Tyson to pay $5.2M to settle Mexico payment claimsNEW YORK — Meat producer Tyson Foods Inc. is paying $5.2 million to settle with the U.S. government over claims that its Mexican poultry subsidiary made payoffs to get products certified for export.
NEW YORK — Meat producer Tyson Foods Inc. is paying $5.2 million to settle with the U.S. government over claims that its Mexican poultry subsidiary made payoffs to get products certified for export.
Tyson says it voluntarily reported that improper payments of more than $100,000 were made by Tyson de Mexico to two Mexican government veterinarians who certified chicken products for export in 2007. The government found the payments violated the Foreign Corrupt Practices Act.
Tyson is signing a deferred prosecution agreement and will pay $4 million to the Department of Justice and another $1.2 million to the Securities and Exchange Commission.
Tyson, based in Springdale, Ark., said it has strengthened its compliance program with anti-bribery laws and will report its efforts to the government for two years. If the company remains in compliance with the conditions of the agreement for two years, the Justice Department will dismiss the charges.
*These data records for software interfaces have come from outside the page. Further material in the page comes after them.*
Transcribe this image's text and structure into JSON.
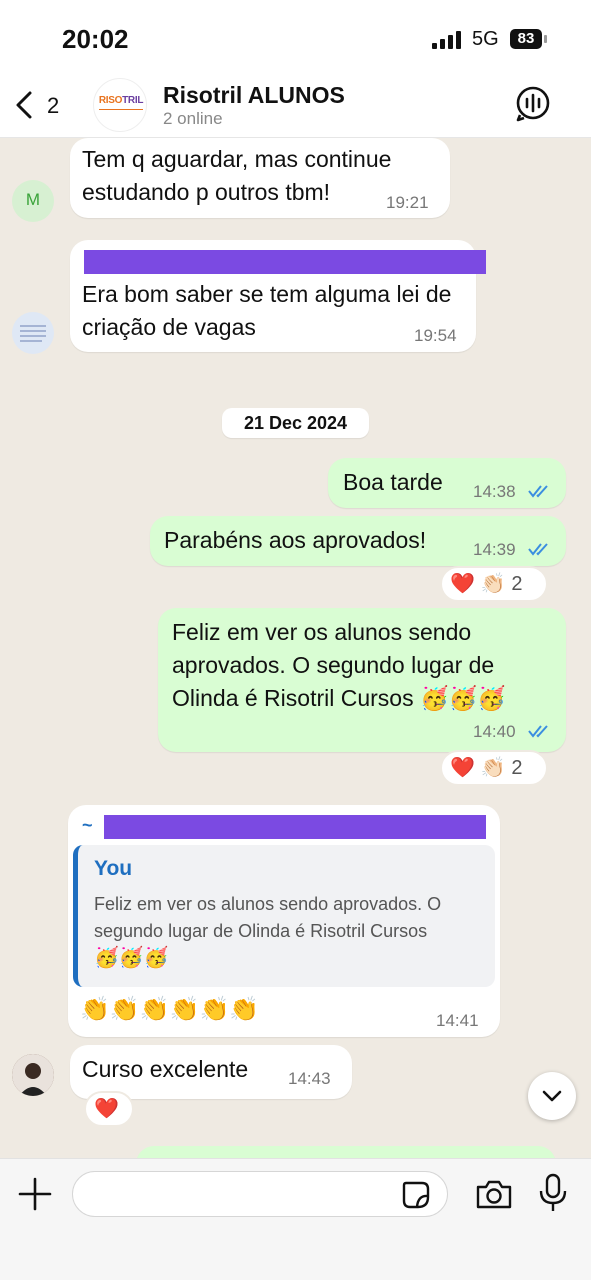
{
  "status_bar": {
    "time": "20:02",
    "network": "5G",
    "battery": "83"
  },
  "header": {
    "back_count": "2",
    "group_name": "Risotril ALUNOS",
    "group_status": "2 online",
    "logo_text_a": "RISO",
    "logo_text_b": "TRIL"
  },
  "messages": [
    {
      "direction": "incoming",
      "avatar_initial": "M",
      "text": "Tem q aguardar, mas continue estudando p outros tbm!",
      "time": "19:21"
    },
    {
      "direction": "incoming",
      "sender_redacted": true,
      "text": "Era bom saber se tem alguma lei de criação de vagas",
      "time": "19:54"
    },
    {
      "direction": "outgoing",
      "text": "Boa tarde",
      "time": "14:38"
    },
    {
      "direction": "outgoing",
      "text": "Parabéns aos aprovados!",
      "time": "14:39",
      "reactions": "❤️ 👏🏻",
      "reaction_count": "2"
    },
    {
      "direction": "outgoing",
      "text": "Feliz em ver os alunos sendo aprovados. O segundo lugar de Olinda é Risotril Cursos 🥳🥳🥳",
      "time": "14:40",
      "reactions": "❤️ 👏🏻",
      "reaction_count": "2"
    },
    {
      "direction": "incoming",
      "sender_prefix": "~",
      "sender_redacted": true,
      "quote": {
        "author": "You",
        "text": "Feliz em ver os alunos sendo aprovados. O segundo lugar de Olinda é Risotril Cursos",
        "emoji": "🥳🥳🥳"
      },
      "text": "👏👏👏👏👏👏",
      "time": "14:41"
    },
    {
      "direction": "incoming",
      "text": "Curso excelente",
      "time": "14:43",
      "reactions": "❤️"
    }
  ],
  "date_separator": "21 Dec 2024",
  "input": {
    "placeholder": ""
  },
  "colors": {
    "outgoing": "#d9fdd3",
    "incoming": "#ffffff",
    "background": "#efeae2",
    "accent": "#1f6fc0",
    "redaction": "#7b4ae2"
  }
}
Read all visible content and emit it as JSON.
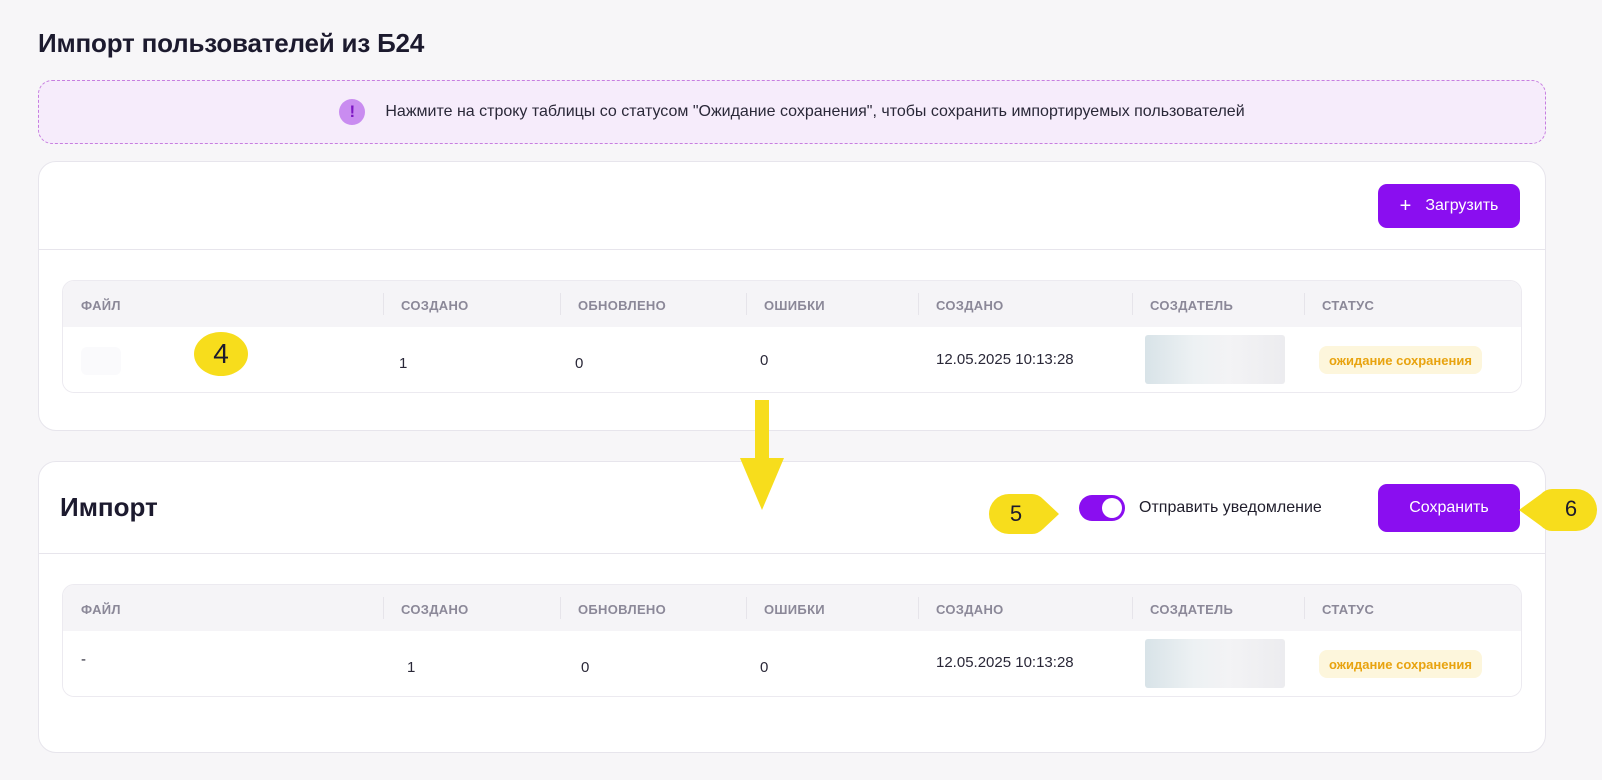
{
  "page": {
    "title": "Импорт пользователей из Б24"
  },
  "banner": {
    "icon": "exclamation-icon",
    "text": "Нажмите на строку таблицы со статусом \"Ожидание сохранения\", чтобы сохранить импортируемых пользователей"
  },
  "upload_card": {
    "upload_button": {
      "icon": "plus-icon",
      "label": "Загрузить"
    },
    "table": {
      "columns": [
        "ФАЙЛ",
        "СОЗДАНО",
        "ОБНОВЛЕНО",
        "ОШИБКИ",
        "СОЗДАНО",
        "СОЗДАТЕЛЬ",
        "СТАТУС"
      ],
      "row": {
        "file": "",
        "created": "1",
        "updated": "0",
        "errors": "0",
        "created_at": "12.05.2025 10:13:28",
        "status": "ожидание сохранения"
      }
    }
  },
  "import_card": {
    "title": "Импорт",
    "notify_toggle": {
      "label": "Отправить уведомление",
      "on": true
    },
    "save_button": {
      "label": "Сохранить"
    },
    "table": {
      "columns": [
        "ФАЙЛ",
        "СОЗДАНО",
        "ОБНОВЛЕНО",
        "ОШИБКИ",
        "СОЗДАНО",
        "СОЗДАТЕЛЬ",
        "СТАТУС"
      ],
      "row": {
        "file": "-",
        "created": "1",
        "updated": "0",
        "errors": "0",
        "created_at": "12.05.2025 10:13:28",
        "status": "ожидание сохранения"
      }
    }
  },
  "annotations": {
    "step_4": "4",
    "step_5": "5",
    "step_6": "6",
    "arrow": "arrow-down-icon"
  },
  "colors": {
    "accent": "#8a0ef0",
    "banner_bg": "#f6ecfb",
    "status_bg": "#fdf6dc",
    "status_text": "#e8a30f",
    "marker": "#f7dd1c"
  }
}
Tyson neither admitted nor denied wrongdoing in the settlement with the SEC but did agree to refrain from future violations of the anti-bribery law.
It was the latest in a series of government actions under the law, which prohibits bribery of foreign government officials or company executives to secure or retain business. A number of U.S. and foreign companies have been charged with violating the law in recent years.
Tyson’s Mexican subsidiary participated in the inspection program in order to export chicken products to Japan and other countries, the government said.
It said Tyson de Mexico made the payments between 2004 and 2006 to the two veterinarians, who inspected two chicken processing plants in Gomez Palacio, Mexico. Tyson made the payments to keep the veterinarians from disrupting the plants’ operations, according to court documents filed by the government.
The payments went both directly to the veterinarians and indirectly through their wives, who were listed on Tyson de Mexico’s payroll though they performed no services for the company, the government said. When payments to the wives stopped in 2004, Tyson employees agreed to increase the amount paid to the inspectors to match the amount that had been paid to their wives.